How does reconceptualizing work and how can you apply this technique in your life?
1. First, identify what you need to reconceptualize – the toxic habit, the toxic patterns that are causing you distress. You can do this by listening to the emotional and physical warning signals your brain and body gives you (such as an upset stomach, pounding heart, which tells you that something is wrong). My app SWITCH is also a great tool for helping you identify these signals.
You could also use a thought journal to track your thoughts, just as you would track food allergens in a food journal—a thought journal can help you find toxic thinking habits that are causing “allergic reactions” in your mental life. For example, you may notice that you tend to think a lot about the past and constantly say “if only this happened…” or “if only I did that…”. I myself am guilty of this, which tends to steal the joy of the moment.
2. Second, start looking for the underlying cause of why you have this toxic habit in the first place: what’s the unconscious driver behind this mindset? This comes from asking, answering and discussing this mindset with yourself or someone you trust using a series of “why” questions, such as “why am I thinking this?” or “what could have triggered me?”. My SWITCH app is great for this as well—I use it every day to examine my “if only” thoughts, which teaches me to learn from the mistakes I make rather than wasting time trying to change the past, which is impossible.
3. Thirdly, redesign the thought. For example, instead of regretting the past and saying “if only”, every day I tell myself that “This is what I have learned, I am enriched from it, and it was a great experience. It has improved my character, and now I know what not to do” and so on. I constantly remind myself that I influence how this experience plays out in my future!

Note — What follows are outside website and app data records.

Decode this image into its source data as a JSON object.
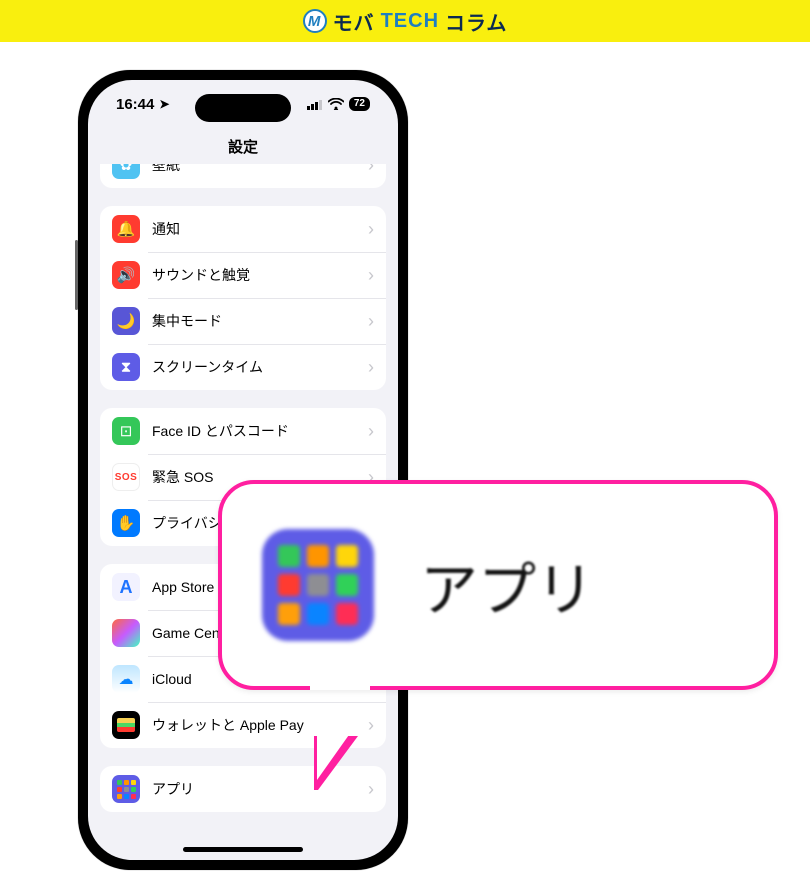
{
  "brand": {
    "seg1": "モバ",
    "seg2": "TECH",
    "seg3": "コラム",
    "logo_letter": "M"
  },
  "status": {
    "time": "16:44",
    "battery": "72"
  },
  "nav_title": "設定",
  "groups": [
    {
      "rows": [
        {
          "key": "wallpaper",
          "label": "壁紙",
          "tile": "t-wallpaper",
          "icon": "✿"
        }
      ]
    },
    {
      "rows": [
        {
          "key": "notifications",
          "label": "通知",
          "tile": "t-red",
          "icon": "🔔"
        },
        {
          "key": "sounds",
          "label": "サウンドと触覚",
          "tile": "t-red",
          "icon": "🔊"
        },
        {
          "key": "focus",
          "label": "集中モード",
          "tile": "t-indigo",
          "icon": "🌙"
        },
        {
          "key": "screentime",
          "label": "スクリーンタイム",
          "tile": "t-purple",
          "icon": "⧗"
        }
      ]
    },
    {
      "rows": [
        {
          "key": "faceid",
          "label": "Face ID とパスコード",
          "tile": "t-green",
          "icon": "⊡"
        },
        {
          "key": "sos",
          "label": "緊急 SOS",
          "tile": "t-white",
          "icon": "SOS"
        },
        {
          "key": "privacy",
          "label": "プライバシーとセキュリティ",
          "tile": "t-hand",
          "icon": "✋"
        }
      ]
    },
    {
      "rows": [
        {
          "key": "appstore",
          "label": "App Store",
          "tile": "t-astore",
          "icon": "A"
        },
        {
          "key": "gamecenter",
          "label": "Game Center",
          "tile": "t-gc",
          "icon": ""
        },
        {
          "key": "icloud",
          "label": "iCloud",
          "tile": "t-icloud",
          "icon": "☁"
        },
        {
          "key": "wallet",
          "label": "ウォレットと Apple Pay",
          "tile": "t-wallet",
          "icon": "wallet"
        }
      ]
    },
    {
      "rows": [
        {
          "key": "apps",
          "label": "アプリ",
          "tile": "t-apps",
          "icon": "apps"
        }
      ]
    }
  ],
  "callout_label": "アプリ"
}
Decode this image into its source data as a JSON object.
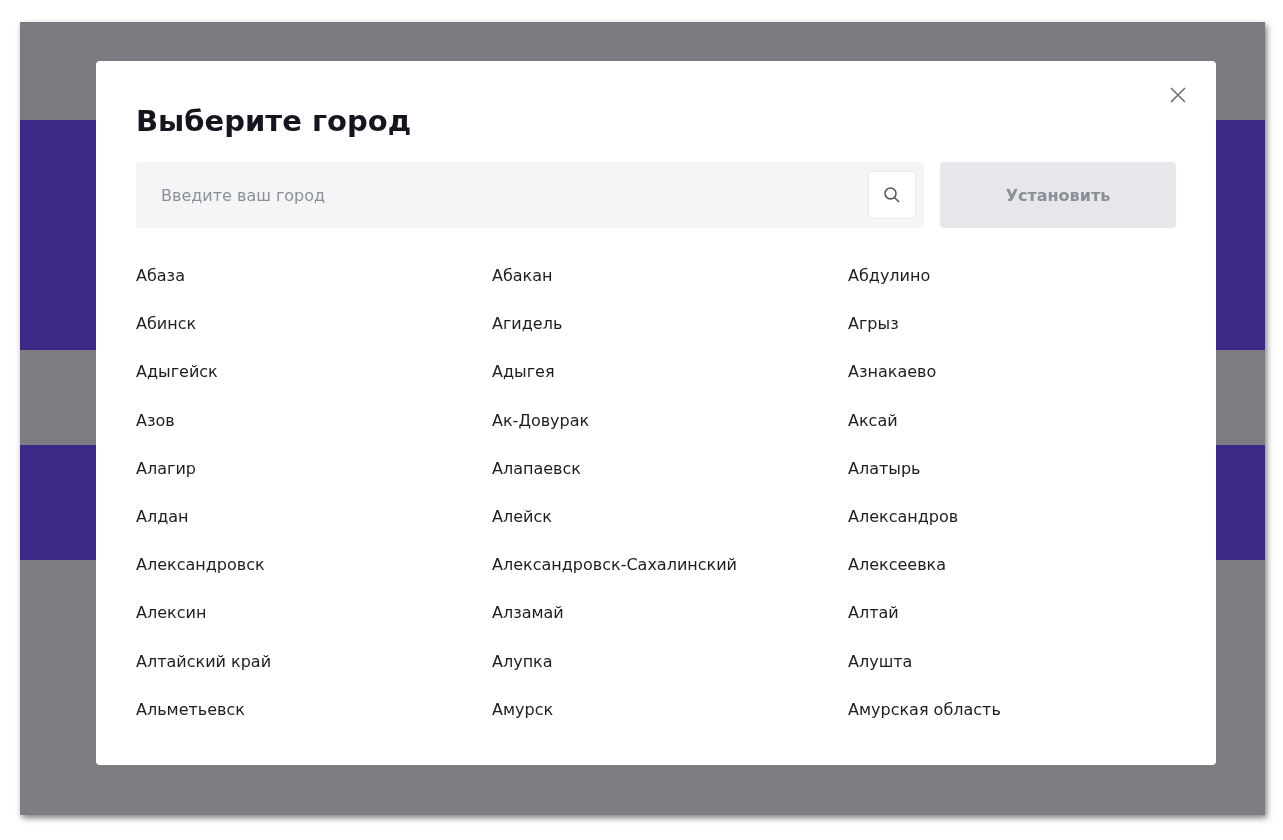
{
  "dialog": {
    "title": "Выберите город",
    "search": {
      "placeholder": "Введите ваш город"
    },
    "apply_button": {
      "label": "Установить",
      "disabled": true
    },
    "cities": [
      "Абаза",
      "Абакан",
      "Абдулино",
      "Абинск",
      "Агидель",
      "Агрыз",
      "Адыгейск",
      "Адыгея",
      "Азнакаево",
      "Азов",
      "Ак-Довурак",
      "Аксай",
      "Алагир",
      "Алапаевск",
      "Алатырь",
      "Алдан",
      "Алейск",
      "Александров",
      "Александровск",
      "Александровск-Сахалинский",
      "Алексеевка",
      "Алексин",
      "Алзамай",
      "Алтай",
      "Алтайский край",
      "Алупка",
      "Алушта",
      "Альметьевск",
      "Амурск",
      "Амурская область"
    ]
  }
}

4. Last but not least, practice using the new way of thinking. Remember, this is not a quick-fix or magic bullet; it takes at least 63 days to reconceptualize one thinking pattern, so be patient and keep on keeping on! This is why I recommend using my SWITCH app, which I developed based on my experiences and with 25 years of working with patients. I use the SWITCH app reminder every day—as it pops up daily, it prompts me, so I can easily bring the thought I am working on to the forefront of my conscious mind and practice it daily when I catch myself falling back into bad thinking habits.
You can listen to how to apply these 4 steps using an example from my life on this week’s podcast (episode 110).
Of course, I do understand that reconceptualizing is not always easy. But, with enough practice and over time, you will get better and better at using this technique daily and making a mental habit. And I promise you it is worth the effort! This mind-management technique has not only helped me improve and manage my mental health, but also countless others, including the patients I saw in my private practice. It truly is a life-changer!